    C) That Hama’s missile attacks were understandable in light of Israel’s “overreaction” to the boys’ murders.

    I think he might have been with the BBC. (Surprise, surprise!) It had to have been one of the dumbest things I’ve read in awhile.

  • qr4j

    This past Friday, I saw a clip of Joan Rivers in which a reporter asked what she thought of the Hamas-Israel situation. She compared it to New Jersey and New York: If Jersey were lobbing bombs into New York and building tunnels and so forth, New York would LEVEL Jersey.

    This Thursday evening (31 July 2014), I will attend a prayer service at Sinai Temple here in Champaign, Illinois, to demonstrate solidarity with Israel and to pray for peace. A friend of mine — a member of that congregation — invited me.

    When I was a kid, I saw the movie “The Hiding Place.” It depicted the life of Corrie ten Boom and her family, who hid scores of Jews in their home to save them from the Nazis during the Nazi occupation of The Netherlands. She and her family were arrested. Her father died waiting for medical treatment. Her sister, Betsy, died in a concentration camp. Corrie was released due to a clerical error — which she called a miracle — and lived as a “tramp for the Lord” (her words), telling the gospel of Jesus’ love: “No pit is so deep that God’s love is not deeper still.” Corrie had lived through hell and she knew God’s love — so she knew what she was talking about.

    Anyway . . . that movie had a profound effect on me. I feel as though I should wear a Star of David just as Corrie’s father did, even though he was not a Jew.

    Just some Monday morning thoughts . . .

  • Tara S

    I think I’d have to see a firm definition of “trigger warnings” before deciding how I feel about them. On the one hand, I always appreciate content warnings on posts with gory pictures, pics of animal abuse, etc.; also, people generally claim that trigger warnings are meant to help people avoid things that might trigger panic attacks, such as a rape victim seeing a graphic news story about a rape. If people have truly been spared from panic attacks due to trigger warnings, and if people decide of their own free will to warn for things they feel some people might like to avoid for their own mental health, I don’t really see a problem with it.

    On the other hand, I’ve seen trigger warnings for things like “discussion of racial slurs,” “mentions of death,” and even for images of bare skin or eyes (which was the first time I’d ever heard of scopophobia). It seems like people who might get panic attacks from seeing such things shouldn’t be freely browsing the internet. Well, no, let me amend that: if there is anyone who is genuinely harmed by seeing things like those, they really can’t expect people to accommodate them. It’s nice if people are willing to, but warning for, say, a picture of a flower, on the off-chance that someone with anthophobia will be triggered by it, is entering the realm of the ridiculous.

    • http://ymarsakar.wordpress.com Ymarsakar
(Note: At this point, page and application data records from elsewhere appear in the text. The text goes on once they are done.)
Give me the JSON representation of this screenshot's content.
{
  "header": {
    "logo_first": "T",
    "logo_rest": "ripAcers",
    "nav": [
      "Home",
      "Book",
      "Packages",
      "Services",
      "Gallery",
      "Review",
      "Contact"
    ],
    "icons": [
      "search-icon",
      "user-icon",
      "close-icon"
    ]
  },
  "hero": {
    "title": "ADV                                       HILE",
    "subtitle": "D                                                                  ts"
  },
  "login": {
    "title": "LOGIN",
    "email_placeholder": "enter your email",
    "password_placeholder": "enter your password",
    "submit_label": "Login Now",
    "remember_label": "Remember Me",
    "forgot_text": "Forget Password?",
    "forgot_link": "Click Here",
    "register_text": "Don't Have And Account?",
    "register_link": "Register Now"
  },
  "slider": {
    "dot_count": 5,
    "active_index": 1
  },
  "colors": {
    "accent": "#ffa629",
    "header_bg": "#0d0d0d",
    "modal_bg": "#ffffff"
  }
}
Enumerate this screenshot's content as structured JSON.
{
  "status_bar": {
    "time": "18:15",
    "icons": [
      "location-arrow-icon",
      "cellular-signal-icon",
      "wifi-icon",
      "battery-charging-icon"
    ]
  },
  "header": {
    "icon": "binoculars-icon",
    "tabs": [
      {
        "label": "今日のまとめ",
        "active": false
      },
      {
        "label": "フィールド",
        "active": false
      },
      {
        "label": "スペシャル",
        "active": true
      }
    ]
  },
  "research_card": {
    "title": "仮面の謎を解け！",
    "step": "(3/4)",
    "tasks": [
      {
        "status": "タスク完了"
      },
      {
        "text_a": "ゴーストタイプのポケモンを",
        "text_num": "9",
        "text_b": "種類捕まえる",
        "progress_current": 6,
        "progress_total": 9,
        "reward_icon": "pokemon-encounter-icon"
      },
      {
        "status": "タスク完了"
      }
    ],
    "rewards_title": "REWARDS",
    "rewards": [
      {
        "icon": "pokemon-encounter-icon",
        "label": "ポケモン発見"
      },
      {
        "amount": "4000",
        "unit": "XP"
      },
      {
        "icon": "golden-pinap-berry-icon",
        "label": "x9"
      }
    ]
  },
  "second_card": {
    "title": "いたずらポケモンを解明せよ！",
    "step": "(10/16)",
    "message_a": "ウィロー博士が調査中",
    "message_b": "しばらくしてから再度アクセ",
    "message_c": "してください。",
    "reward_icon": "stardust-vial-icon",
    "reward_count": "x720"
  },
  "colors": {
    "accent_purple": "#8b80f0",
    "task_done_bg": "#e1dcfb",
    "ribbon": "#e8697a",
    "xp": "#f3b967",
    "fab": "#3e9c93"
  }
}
      The LEft is experimenting with hypnotic triggers. Thus the warnings are part of their experiment.

      Notice how John Scalzi writes rape fiction glorifying his Democrat politics, while posting trigger warnings.

      http://voxday.blogspot.com/2012/10/john-scalzi-is-rapist.html

      Read the entirety, if you can, and then read the comments under Scalzi. The Democrat women support this kind of thing. Trigger warnings? That’s for people who don’t want to be rape victims. People in the Democrat party, love the idea of the power behind being a victim.

    • http://bookwormroom.com Bookworm

      Tara S: You’re right about the common courtesy of warning people about extremely gross or disturbing stuff. You’re also right that trigger warnings are for phobias that affect incredibly small and often eccentric minority groups.